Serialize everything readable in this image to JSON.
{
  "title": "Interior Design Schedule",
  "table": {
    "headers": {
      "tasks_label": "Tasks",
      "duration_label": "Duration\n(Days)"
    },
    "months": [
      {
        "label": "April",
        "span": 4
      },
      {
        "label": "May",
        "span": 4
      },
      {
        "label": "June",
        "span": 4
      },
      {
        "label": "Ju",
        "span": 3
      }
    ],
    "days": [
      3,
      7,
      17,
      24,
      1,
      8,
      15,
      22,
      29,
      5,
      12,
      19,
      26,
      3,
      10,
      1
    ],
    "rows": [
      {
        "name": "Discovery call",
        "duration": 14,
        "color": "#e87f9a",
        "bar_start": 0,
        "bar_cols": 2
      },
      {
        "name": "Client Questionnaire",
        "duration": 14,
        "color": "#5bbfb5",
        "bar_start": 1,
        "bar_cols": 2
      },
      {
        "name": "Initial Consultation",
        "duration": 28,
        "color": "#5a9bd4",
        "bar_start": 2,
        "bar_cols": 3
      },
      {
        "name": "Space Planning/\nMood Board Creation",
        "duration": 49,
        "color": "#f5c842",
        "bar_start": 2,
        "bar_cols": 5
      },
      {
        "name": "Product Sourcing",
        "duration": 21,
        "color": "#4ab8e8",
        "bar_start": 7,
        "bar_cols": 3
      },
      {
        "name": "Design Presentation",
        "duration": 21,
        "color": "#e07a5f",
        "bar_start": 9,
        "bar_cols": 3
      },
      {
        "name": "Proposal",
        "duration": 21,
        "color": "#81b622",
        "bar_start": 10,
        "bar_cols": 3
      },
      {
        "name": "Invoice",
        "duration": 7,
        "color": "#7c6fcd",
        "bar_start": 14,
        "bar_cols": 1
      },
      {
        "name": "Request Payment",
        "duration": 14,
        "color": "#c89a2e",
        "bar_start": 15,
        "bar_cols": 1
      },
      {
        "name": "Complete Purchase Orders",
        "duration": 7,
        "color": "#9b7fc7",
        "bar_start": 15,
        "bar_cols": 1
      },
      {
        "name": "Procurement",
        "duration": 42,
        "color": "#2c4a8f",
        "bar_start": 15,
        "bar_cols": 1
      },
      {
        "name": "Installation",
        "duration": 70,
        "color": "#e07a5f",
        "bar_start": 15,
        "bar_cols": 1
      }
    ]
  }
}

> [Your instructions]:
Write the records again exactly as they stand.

> [Exercise response]:
Serialize everything readable in this image to JSON.
{
  "title": "Interior Design Schedule",
  "table": {
    "headers": {
      "tasks_label": "Tasks",
      "duration_label": "Duration\n(Days)"
    },
    "months": [
      {
        "label": "April",
        "span": 4
      },
      {
        "label": "May",
        "span": 4
      },
      {
        "label": "June",
        "span": 4
      },
      {
        "label": "Ju",
        "span": 3
      }
    ],
    "days": [
      3,
      7,
      17,
      24,
      1,
      8,
      15,
      22,
      29,
      5,
      12,
      19,
      26,
      3,
      10,
      1
    ],
    "rows": [
      {
        "name": "Discovery call",
        "duration": 14,
        "color": "#e87f9a",
        "bar_start": 0,
        "bar_cols": 2
      },
      {
        "name": "Client Questionnaire",
        "duration": 14,
        "color": "#5bbfb5",
        "bar_start": 1,
        "bar_cols": 2
      },
      {
        "name": "Initial Consultation",
        "duration": 28,
        "color": "#5a9bd4",
        "bar_start": 2,
        "bar_cols": 3
      },
      {
        "name": "Space Planning/\nMood Board Creation",
        "duration": 49,
        "color": "#f5c842",
        "bar_start": 2,
        "bar_cols": 5
      },
      {
        "name": "Product Sourcing",
        "duration": 21,
        "color": "#4ab8e8",
        "bar_start": 7,
        "bar_cols": 3
      },
      {
        "name": "Design Presentation",
        "duration": 21,
        "color": "#e07a5f",
        "bar_start": 9,
        "bar_cols": 3
      },
      {
        "name": "Proposal",
        "duration": 21,
        "color": "#81b622",
        "bar_start": 10,
        "bar_cols": 3
      },
      {
        "name": "Invoice",
        "duration": 7,
        "color": "#7c6fcd",
        "bar_start": 14,
        "bar_cols": 1
      },
      {
        "name": "Request Payment",
        "duration": 14,
        "color": "#c89a2e",
        "bar_start": 15,
        "bar_cols": 1
      },
      {
        "name": "Complete Purchase Orders",
        "duration": 7,
        "color": "#9b7fc7",
        "bar_start": 15,
        "bar_cols": 1
      },
      {
        "name": "Procurement",
        "duration": 42,
        "color": "#2c4a8f",
        "bar_start": 15,
        "bar_cols": 1
      },
      {
        "name": "Installation",
        "duration": 70,
        "color": "#e07a5f",
        "bar_start": 15,
        "bar_cols": 1
      }
    ]
  }
}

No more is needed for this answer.